## Exercise brief
Gather each line containing the string "Policy" from these entries.

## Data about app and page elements
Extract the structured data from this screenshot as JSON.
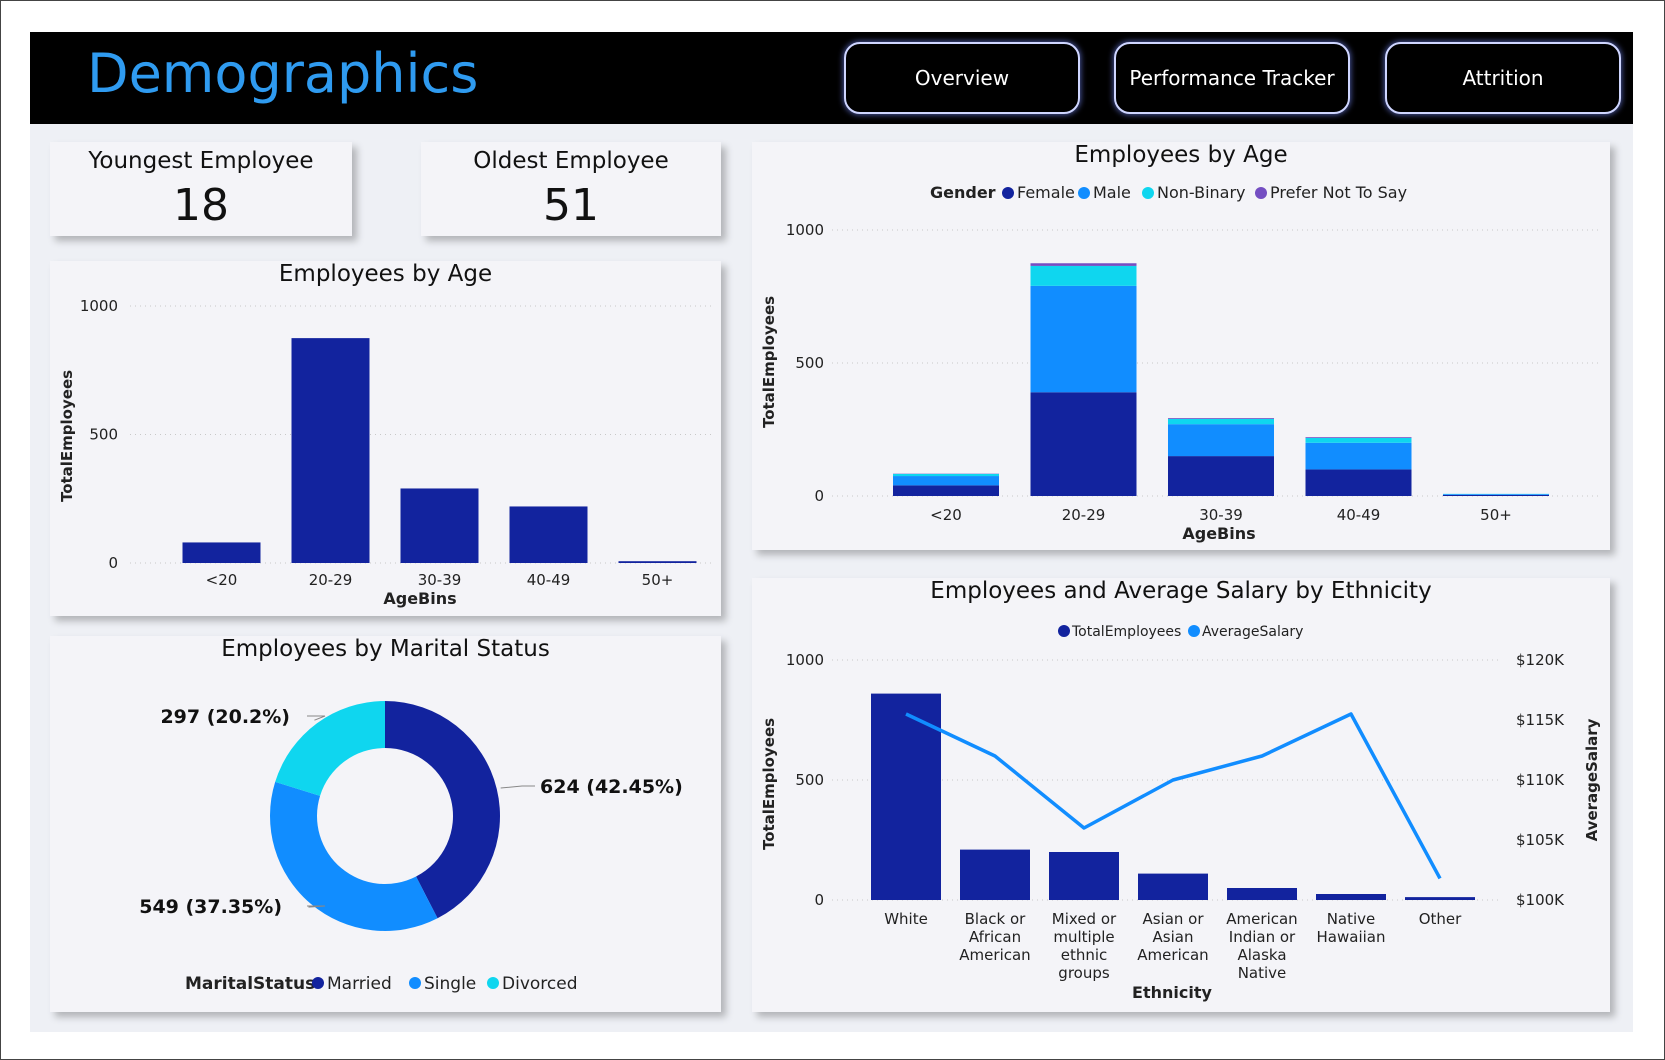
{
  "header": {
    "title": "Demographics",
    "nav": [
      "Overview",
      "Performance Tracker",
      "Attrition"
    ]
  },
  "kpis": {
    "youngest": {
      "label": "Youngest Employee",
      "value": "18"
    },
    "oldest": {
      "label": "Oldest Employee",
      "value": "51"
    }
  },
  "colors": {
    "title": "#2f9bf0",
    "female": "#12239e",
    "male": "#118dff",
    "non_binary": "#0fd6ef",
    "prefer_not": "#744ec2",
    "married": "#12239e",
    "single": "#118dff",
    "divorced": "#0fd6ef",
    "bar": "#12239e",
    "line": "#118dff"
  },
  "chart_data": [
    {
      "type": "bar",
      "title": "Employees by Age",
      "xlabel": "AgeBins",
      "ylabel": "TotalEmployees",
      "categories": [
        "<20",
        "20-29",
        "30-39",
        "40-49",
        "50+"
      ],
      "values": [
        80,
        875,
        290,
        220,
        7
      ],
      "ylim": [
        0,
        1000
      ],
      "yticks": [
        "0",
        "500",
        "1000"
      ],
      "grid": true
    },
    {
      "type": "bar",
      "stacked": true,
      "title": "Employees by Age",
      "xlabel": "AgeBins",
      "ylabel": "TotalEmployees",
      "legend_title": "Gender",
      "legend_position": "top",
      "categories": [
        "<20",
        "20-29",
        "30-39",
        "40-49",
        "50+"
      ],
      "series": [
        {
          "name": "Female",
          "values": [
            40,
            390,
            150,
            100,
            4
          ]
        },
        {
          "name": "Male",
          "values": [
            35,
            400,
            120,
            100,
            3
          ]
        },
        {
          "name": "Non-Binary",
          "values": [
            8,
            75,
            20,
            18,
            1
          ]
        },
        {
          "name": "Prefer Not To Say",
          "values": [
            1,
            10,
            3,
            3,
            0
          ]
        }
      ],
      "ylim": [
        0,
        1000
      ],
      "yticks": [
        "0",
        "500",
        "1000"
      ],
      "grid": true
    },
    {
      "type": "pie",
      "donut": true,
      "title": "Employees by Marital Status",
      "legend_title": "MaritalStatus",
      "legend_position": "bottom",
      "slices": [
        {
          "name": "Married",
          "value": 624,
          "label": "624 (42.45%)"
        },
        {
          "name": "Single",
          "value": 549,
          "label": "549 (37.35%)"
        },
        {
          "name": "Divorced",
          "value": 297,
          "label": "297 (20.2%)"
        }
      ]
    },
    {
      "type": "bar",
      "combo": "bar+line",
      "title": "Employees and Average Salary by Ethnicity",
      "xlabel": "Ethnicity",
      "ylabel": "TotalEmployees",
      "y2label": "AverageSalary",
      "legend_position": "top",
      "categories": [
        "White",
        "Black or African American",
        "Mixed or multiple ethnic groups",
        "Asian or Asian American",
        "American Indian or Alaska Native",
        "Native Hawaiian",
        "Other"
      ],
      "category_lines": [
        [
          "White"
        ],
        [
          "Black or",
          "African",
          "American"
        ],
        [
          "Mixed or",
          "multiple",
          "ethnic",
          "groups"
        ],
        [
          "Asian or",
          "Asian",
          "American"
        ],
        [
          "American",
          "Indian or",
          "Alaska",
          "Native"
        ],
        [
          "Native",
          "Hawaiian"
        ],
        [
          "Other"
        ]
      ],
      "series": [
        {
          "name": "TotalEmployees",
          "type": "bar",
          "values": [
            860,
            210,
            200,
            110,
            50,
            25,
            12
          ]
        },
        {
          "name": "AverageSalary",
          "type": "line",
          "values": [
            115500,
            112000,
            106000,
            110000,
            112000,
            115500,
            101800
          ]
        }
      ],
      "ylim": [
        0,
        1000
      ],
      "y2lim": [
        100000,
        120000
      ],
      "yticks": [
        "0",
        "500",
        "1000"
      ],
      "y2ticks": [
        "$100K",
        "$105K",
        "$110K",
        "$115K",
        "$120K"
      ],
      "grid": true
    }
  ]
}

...

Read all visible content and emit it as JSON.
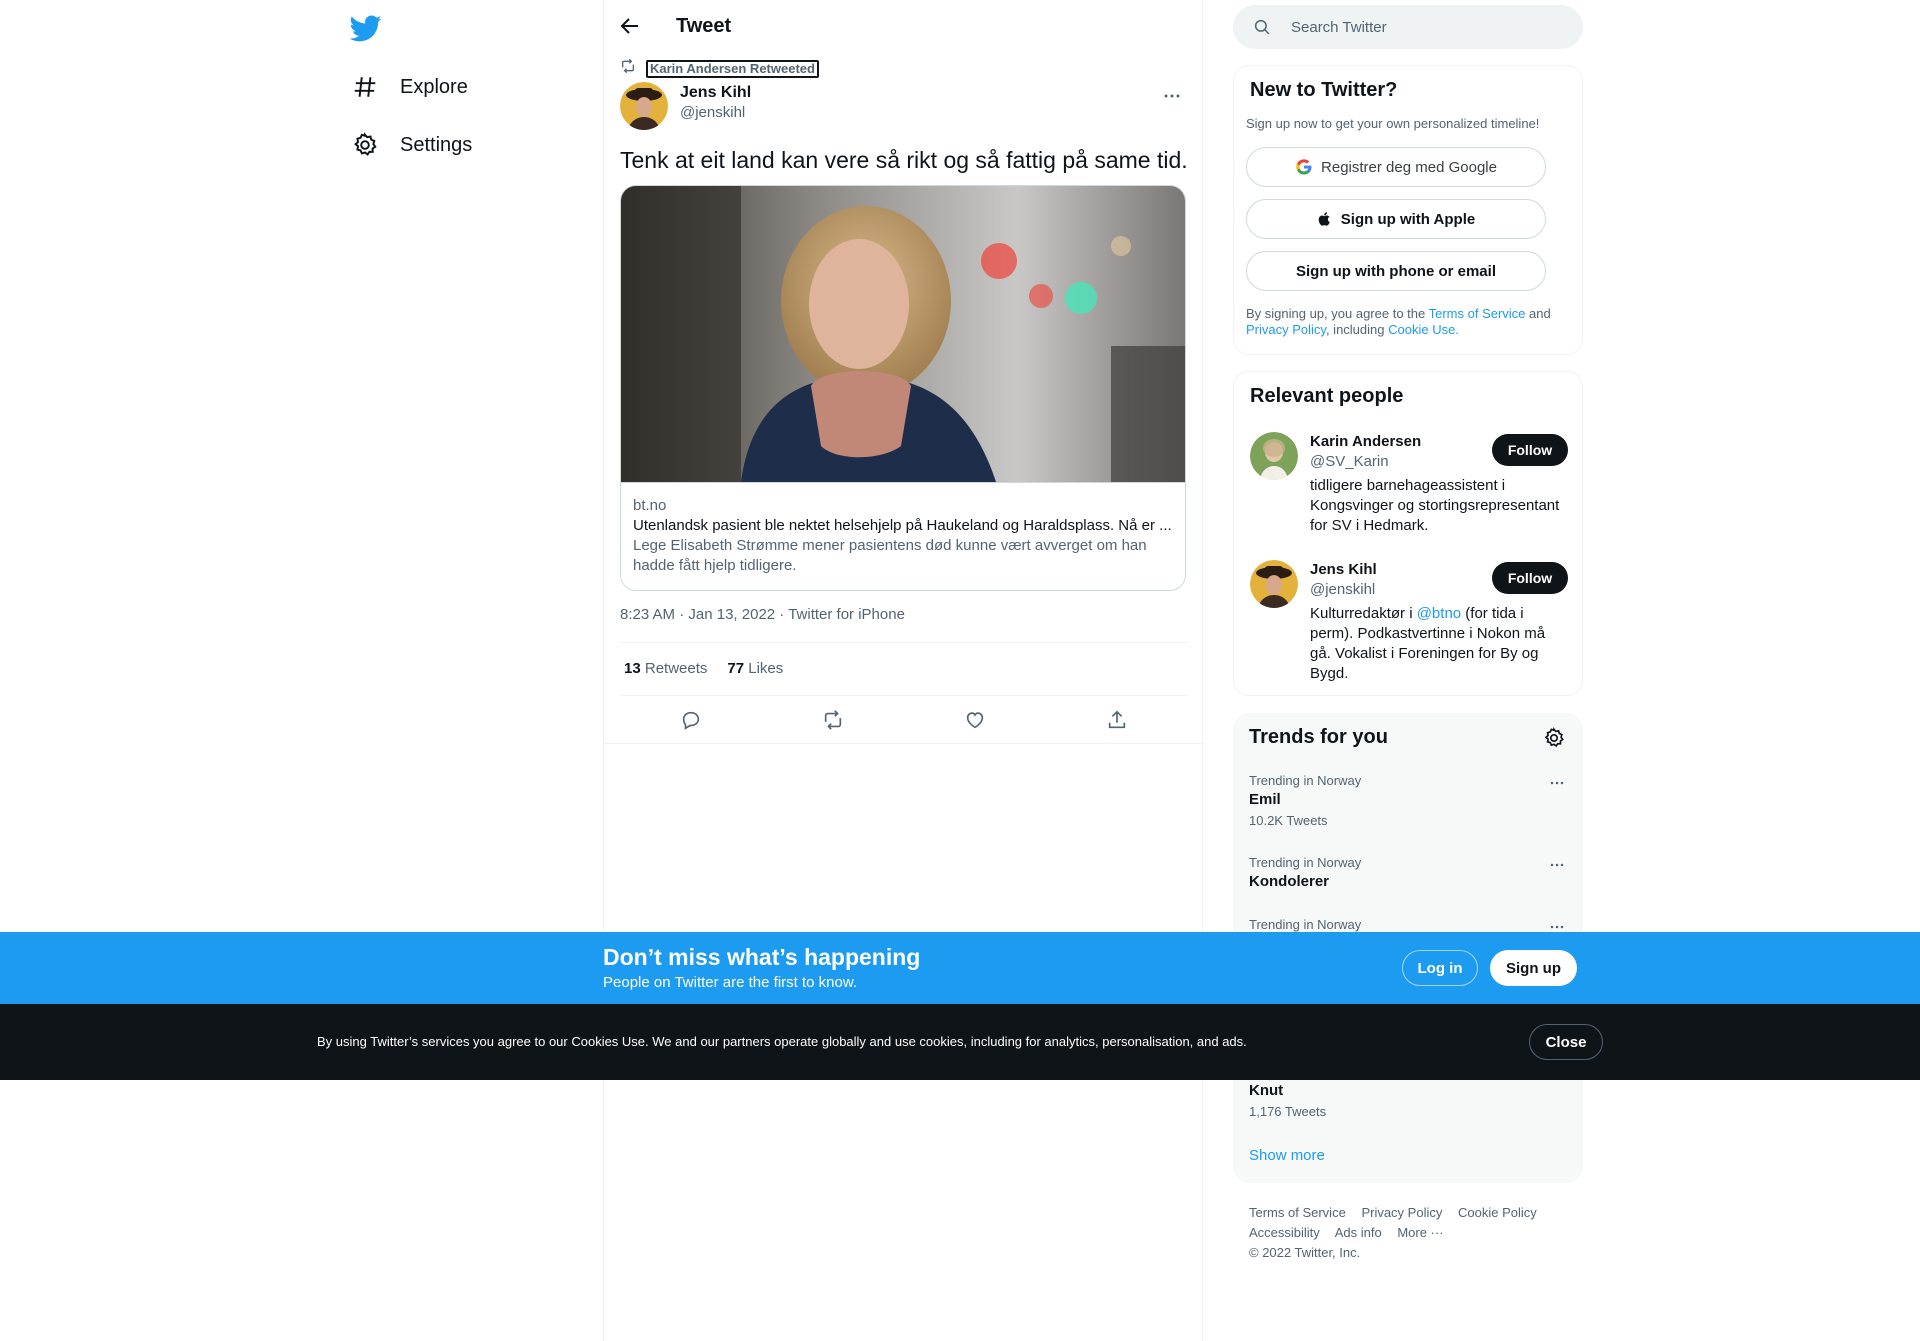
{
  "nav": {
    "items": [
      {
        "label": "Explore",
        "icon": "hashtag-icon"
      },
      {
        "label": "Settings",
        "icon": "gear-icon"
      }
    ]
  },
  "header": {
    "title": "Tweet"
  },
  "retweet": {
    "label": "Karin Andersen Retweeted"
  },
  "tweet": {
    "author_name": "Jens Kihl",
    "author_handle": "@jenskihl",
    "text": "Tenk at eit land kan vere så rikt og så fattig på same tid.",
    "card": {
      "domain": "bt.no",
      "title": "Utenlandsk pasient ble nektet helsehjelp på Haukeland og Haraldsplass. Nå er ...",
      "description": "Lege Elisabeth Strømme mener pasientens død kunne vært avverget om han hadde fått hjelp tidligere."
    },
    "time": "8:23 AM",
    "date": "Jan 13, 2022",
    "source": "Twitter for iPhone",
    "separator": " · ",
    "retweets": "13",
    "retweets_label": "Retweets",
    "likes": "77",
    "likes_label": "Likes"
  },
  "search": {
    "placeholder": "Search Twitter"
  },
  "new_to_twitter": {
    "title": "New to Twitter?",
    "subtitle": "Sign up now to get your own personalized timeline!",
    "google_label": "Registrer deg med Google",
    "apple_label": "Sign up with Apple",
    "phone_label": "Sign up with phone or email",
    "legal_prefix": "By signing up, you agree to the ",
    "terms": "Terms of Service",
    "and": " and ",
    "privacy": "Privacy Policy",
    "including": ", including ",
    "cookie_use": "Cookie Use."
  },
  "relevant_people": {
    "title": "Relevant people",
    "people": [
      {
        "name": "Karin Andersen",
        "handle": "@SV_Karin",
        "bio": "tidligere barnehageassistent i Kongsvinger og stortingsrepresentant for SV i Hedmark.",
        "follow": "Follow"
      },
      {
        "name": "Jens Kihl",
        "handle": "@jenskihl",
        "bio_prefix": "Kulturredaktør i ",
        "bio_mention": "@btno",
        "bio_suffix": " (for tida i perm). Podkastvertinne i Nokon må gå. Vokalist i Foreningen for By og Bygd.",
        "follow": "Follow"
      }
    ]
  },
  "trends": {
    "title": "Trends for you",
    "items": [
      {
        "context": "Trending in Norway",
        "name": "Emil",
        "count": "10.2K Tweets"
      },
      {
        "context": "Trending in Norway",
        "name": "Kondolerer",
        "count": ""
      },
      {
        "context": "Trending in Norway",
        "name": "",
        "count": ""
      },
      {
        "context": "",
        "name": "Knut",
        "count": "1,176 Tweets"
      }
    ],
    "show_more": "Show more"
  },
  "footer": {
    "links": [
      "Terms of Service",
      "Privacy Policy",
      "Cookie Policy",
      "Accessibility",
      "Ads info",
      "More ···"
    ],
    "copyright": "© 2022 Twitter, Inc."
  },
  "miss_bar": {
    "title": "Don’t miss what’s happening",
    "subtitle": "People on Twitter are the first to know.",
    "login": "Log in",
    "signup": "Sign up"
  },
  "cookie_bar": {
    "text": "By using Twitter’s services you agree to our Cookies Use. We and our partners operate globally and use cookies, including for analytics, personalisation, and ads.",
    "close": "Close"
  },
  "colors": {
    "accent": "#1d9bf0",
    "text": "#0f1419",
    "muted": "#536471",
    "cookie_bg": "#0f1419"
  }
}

## Solution
    "privacy": "Privacy Policy",
      "Privacy Policy",
      "Cookie Policy",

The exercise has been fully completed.